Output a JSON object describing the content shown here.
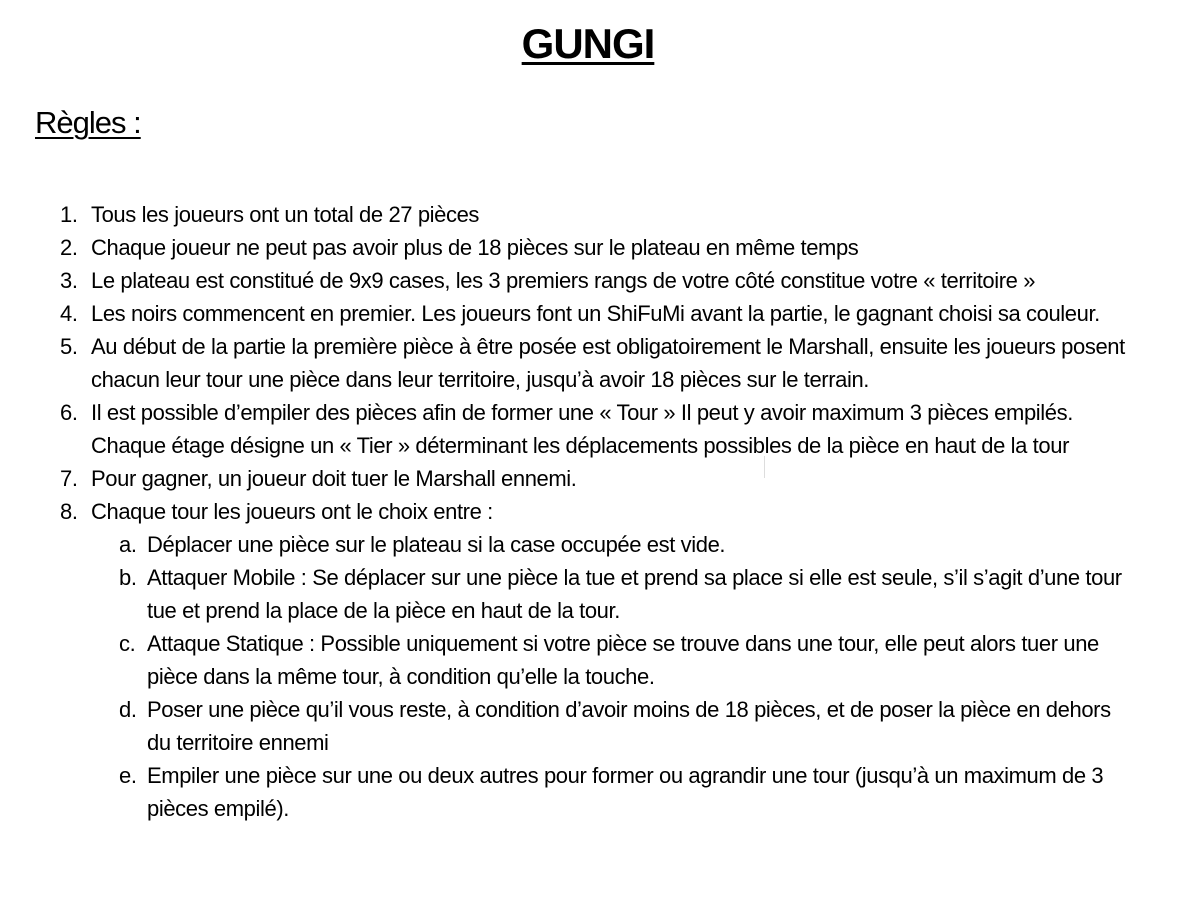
{
  "document": {
    "title": "GUNGI",
    "subtitle": "Règles :",
    "rules": [
      {
        "number": "1.",
        "text": "Tous les joueurs ont un total de 27 pièces"
      },
      {
        "number": "2.",
        "text": "Chaque joueur ne peut pas avoir plus de 18 pièces sur le plateau en même temps"
      },
      {
        "number": "3.",
        "text": "Le plateau est constitué de 9x9 cases, les 3 premiers rangs de votre côté constitue votre « territoire »"
      },
      {
        "number": "4.",
        "text": "Les noirs commencent en premier. Les joueurs font un ShiFuMi avant la partie, le gagnant choisi sa couleur."
      },
      {
        "number": "5.",
        "text": "Au début de la partie la première pièce à être posée est obligatoirement le Marshall, ensuite les joueurs posent chacun leur tour une pièce dans leur territoire, jusqu’à avoir 18 pièces sur le terrain."
      },
      {
        "number": "6.",
        "text": "Il est possible d’empiler des pièces afin de former une « Tour » Il peut y avoir maximum 3 pièces empilés. Chaque étage désigne un « Tier » déterminant les déplacements possibles de la pièce en haut de la tour"
      },
      {
        "number": "7.",
        "text": "Pour gagner, un joueur doit tuer le Marshall ennemi."
      },
      {
        "number": "8.",
        "text": "Chaque tour les joueurs ont le choix entre :"
      }
    ],
    "choices": [
      {
        "letter": "a.",
        "text": "Déplacer une pièce sur le plateau si la case occupée est vide."
      },
      {
        "letter": "b.",
        "text": " Attaquer Mobile : Se déplacer sur une pièce la tue et prend sa place si elle est seule, s’il s’agit d’une tour tue et prend la place de la pièce en haut de la tour."
      },
      {
        "letter": "c.",
        "text": "Attaque Statique :  Possible uniquement si votre pièce se trouve dans une tour, elle peut alors tuer une pièce dans la même tour, à condition qu’elle la touche."
      },
      {
        "letter": "d.",
        "text": "Poser une pièce qu’il vous reste, à condition d’avoir moins de 18 pièces, et de poser la pièce en dehors du territoire ennemi"
      },
      {
        "letter": "e.",
        "text": "Empiler une pièce sur une ou deux autres pour former ou agrandir une tour (jusqu’à un maximum de 3 pièces empilé)."
      }
    ]
  }
}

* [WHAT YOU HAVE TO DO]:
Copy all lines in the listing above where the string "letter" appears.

* [ANSWER AREA]:
        "letter": "a.",
        "letter": "b.",
        "letter": "c.",
        "letter": "d.",
        "letter": "e.",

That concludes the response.